Material for the task —
******

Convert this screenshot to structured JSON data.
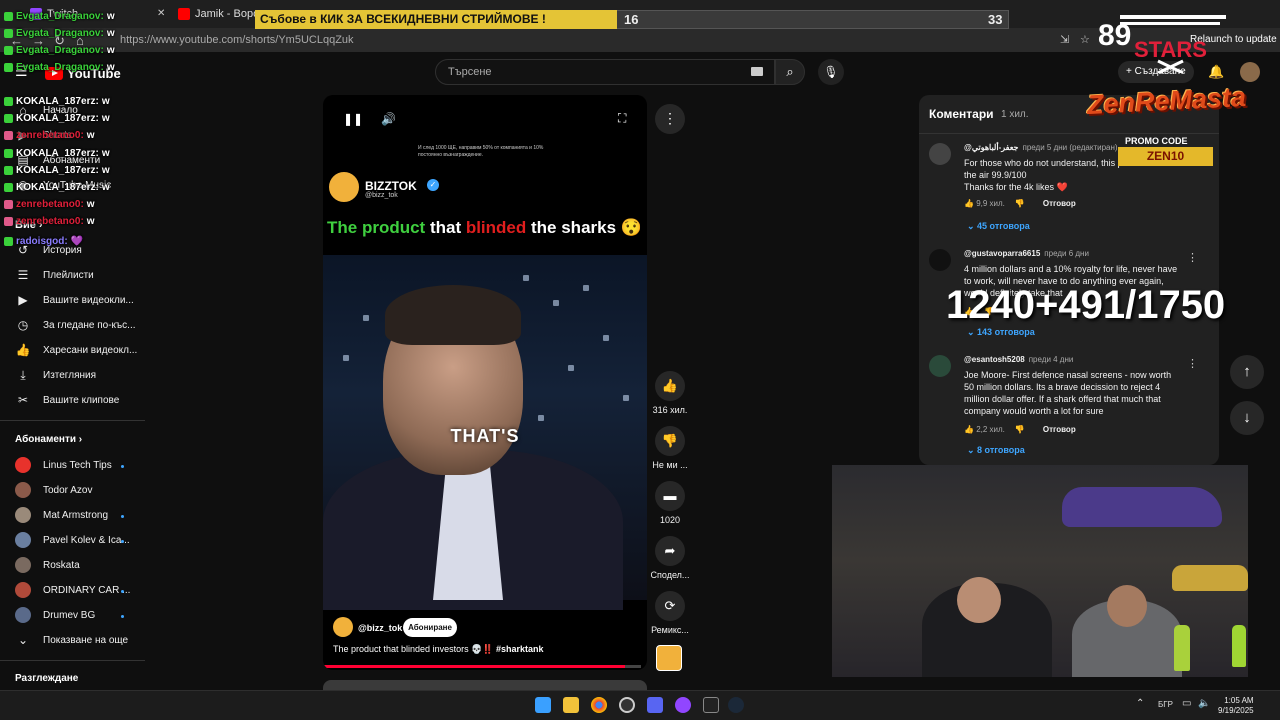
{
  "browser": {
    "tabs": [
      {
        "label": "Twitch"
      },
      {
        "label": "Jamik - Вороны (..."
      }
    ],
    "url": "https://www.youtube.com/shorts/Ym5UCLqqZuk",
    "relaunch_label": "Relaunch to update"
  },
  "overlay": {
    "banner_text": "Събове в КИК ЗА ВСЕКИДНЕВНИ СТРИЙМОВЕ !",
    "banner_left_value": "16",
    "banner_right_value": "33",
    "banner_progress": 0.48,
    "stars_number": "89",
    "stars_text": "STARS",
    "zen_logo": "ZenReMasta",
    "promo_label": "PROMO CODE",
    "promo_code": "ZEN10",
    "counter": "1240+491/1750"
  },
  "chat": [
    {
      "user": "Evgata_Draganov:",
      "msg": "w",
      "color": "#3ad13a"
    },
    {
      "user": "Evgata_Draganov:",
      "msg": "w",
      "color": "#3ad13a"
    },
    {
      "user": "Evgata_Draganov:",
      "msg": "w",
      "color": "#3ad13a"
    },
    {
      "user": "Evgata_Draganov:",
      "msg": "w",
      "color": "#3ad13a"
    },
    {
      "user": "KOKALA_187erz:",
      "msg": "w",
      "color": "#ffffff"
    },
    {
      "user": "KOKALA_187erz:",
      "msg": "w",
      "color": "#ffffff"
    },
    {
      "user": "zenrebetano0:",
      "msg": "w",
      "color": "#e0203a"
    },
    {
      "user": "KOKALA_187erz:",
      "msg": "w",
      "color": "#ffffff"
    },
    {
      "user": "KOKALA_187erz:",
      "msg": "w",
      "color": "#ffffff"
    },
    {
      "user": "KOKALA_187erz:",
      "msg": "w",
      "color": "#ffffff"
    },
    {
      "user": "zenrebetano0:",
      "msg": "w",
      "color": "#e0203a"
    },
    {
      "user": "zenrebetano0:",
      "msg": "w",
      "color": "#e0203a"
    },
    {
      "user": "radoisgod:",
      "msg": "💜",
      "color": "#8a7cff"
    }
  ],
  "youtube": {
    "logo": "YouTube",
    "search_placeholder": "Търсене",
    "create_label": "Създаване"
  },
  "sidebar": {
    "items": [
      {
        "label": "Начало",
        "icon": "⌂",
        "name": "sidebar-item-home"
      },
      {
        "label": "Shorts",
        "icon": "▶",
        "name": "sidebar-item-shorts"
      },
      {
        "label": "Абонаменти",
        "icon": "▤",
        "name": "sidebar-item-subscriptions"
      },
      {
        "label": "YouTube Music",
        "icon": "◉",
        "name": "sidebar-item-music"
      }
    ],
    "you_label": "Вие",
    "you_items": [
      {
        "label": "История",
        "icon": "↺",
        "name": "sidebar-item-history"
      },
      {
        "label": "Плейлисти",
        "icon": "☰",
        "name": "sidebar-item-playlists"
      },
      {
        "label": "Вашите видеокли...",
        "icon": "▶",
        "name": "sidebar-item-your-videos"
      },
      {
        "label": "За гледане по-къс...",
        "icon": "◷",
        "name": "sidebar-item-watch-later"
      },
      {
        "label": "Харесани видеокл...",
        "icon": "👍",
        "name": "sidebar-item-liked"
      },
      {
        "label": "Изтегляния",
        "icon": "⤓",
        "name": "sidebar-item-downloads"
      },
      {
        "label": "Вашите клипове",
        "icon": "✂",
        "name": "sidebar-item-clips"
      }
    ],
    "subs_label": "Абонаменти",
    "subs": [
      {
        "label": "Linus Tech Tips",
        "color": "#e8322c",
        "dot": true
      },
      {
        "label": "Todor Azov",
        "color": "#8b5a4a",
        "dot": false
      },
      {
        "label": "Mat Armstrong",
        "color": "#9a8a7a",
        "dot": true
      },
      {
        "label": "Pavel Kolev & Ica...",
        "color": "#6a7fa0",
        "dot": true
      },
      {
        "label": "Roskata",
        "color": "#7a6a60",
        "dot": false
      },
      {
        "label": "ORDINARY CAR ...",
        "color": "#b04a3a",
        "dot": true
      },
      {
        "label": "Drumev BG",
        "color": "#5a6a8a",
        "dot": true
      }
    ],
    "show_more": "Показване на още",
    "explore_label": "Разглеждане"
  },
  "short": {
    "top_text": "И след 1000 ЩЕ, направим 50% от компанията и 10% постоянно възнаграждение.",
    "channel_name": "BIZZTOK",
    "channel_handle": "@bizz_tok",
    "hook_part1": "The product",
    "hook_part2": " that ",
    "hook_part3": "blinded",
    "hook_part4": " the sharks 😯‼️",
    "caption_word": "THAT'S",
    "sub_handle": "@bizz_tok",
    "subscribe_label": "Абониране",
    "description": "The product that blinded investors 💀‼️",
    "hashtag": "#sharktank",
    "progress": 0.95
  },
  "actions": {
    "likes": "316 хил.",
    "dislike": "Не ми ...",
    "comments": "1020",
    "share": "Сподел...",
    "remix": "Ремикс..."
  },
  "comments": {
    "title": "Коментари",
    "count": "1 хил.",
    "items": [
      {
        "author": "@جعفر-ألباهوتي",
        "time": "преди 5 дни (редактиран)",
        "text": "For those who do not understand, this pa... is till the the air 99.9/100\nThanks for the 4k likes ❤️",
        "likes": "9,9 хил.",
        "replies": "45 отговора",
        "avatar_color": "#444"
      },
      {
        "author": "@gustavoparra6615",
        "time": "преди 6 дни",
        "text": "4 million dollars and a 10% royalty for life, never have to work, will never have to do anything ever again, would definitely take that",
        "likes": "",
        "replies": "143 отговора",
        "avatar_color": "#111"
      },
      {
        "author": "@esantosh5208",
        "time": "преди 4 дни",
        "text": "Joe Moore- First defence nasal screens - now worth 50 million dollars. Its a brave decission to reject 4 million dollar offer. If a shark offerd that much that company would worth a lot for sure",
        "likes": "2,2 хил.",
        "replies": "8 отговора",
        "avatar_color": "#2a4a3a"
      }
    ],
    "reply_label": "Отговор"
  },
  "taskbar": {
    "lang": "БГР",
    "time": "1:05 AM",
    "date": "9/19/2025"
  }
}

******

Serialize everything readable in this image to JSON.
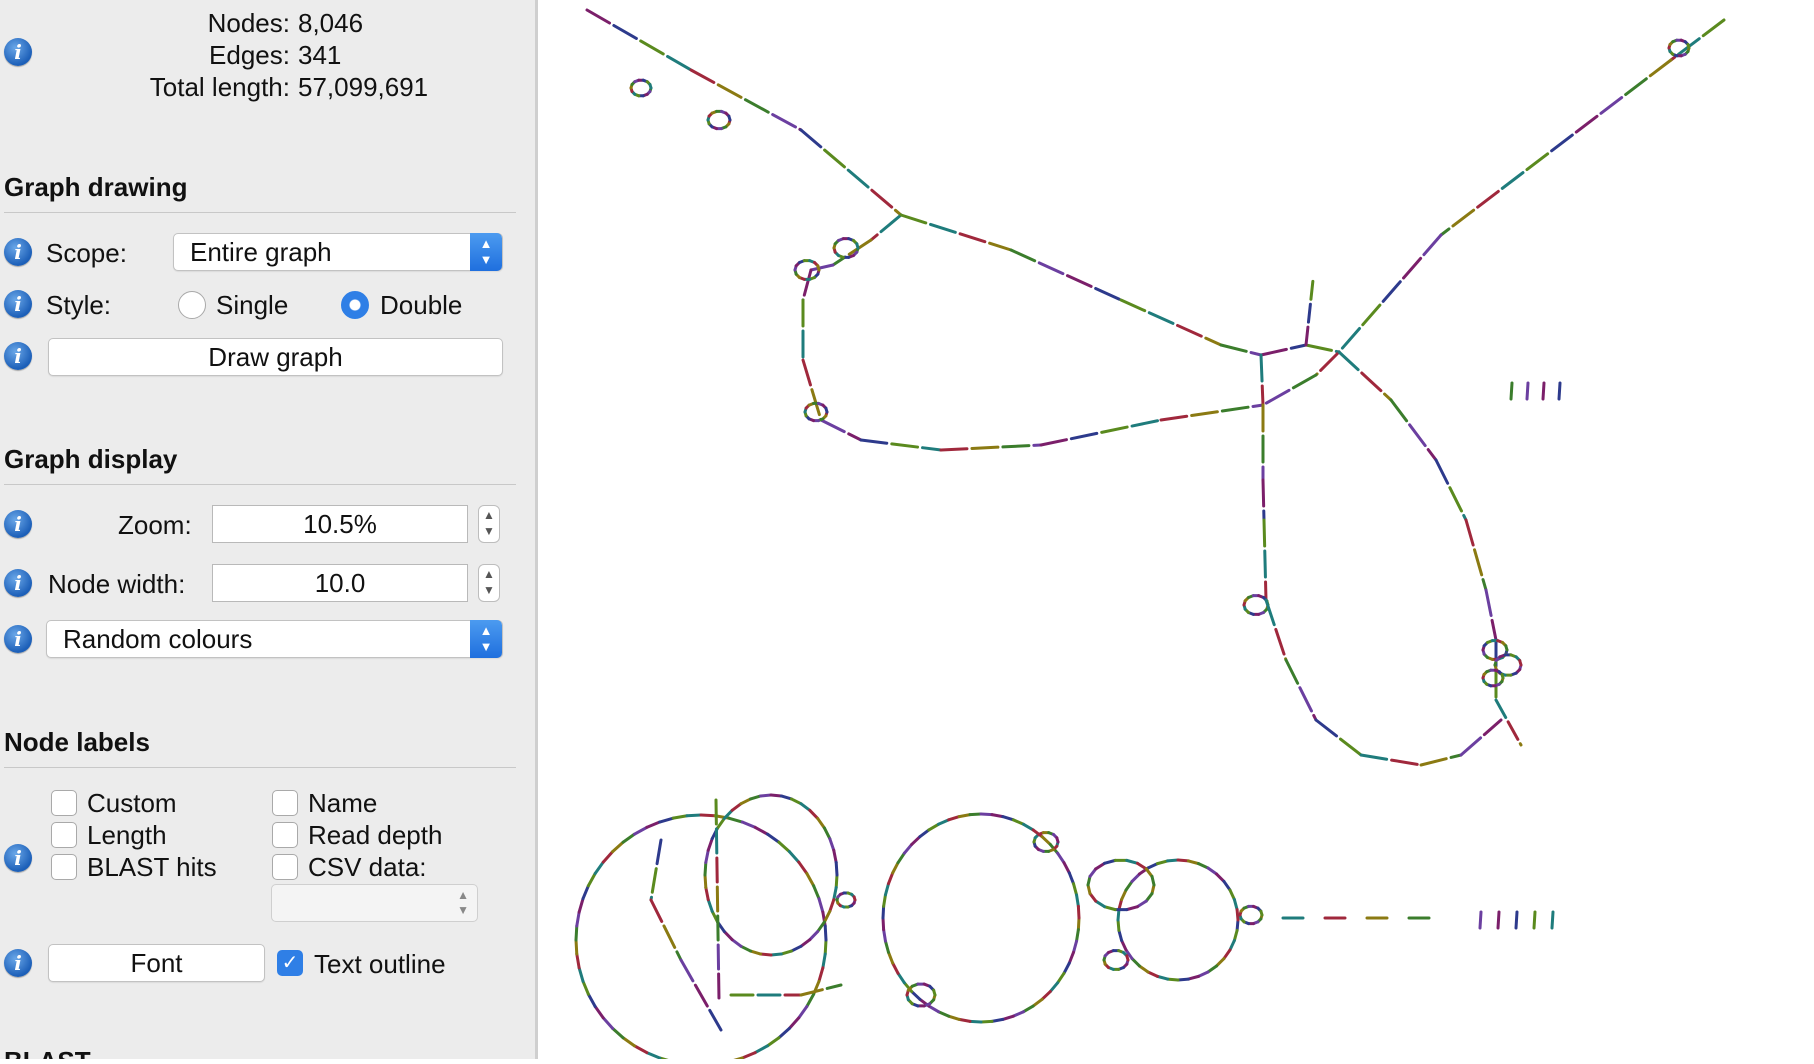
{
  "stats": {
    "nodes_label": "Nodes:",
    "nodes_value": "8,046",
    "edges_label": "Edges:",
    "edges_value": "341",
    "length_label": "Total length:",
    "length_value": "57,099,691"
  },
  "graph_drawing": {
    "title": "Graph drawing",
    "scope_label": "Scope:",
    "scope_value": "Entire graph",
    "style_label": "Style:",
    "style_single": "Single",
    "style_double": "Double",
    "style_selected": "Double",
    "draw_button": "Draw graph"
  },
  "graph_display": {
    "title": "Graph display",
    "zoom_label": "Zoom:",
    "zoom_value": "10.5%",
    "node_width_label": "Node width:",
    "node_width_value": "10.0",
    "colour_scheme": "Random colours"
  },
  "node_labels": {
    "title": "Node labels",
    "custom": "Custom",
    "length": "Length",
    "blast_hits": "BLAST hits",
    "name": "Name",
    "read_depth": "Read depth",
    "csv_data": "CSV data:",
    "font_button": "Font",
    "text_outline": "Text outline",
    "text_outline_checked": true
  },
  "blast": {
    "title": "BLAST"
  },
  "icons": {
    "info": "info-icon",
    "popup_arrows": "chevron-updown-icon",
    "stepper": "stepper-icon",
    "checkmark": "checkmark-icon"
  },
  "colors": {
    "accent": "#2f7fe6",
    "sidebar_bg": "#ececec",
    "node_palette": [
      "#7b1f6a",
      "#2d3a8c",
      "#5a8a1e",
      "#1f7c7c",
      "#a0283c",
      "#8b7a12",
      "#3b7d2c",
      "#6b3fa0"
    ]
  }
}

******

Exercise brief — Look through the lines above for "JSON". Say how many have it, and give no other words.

Solution to this exercise — 2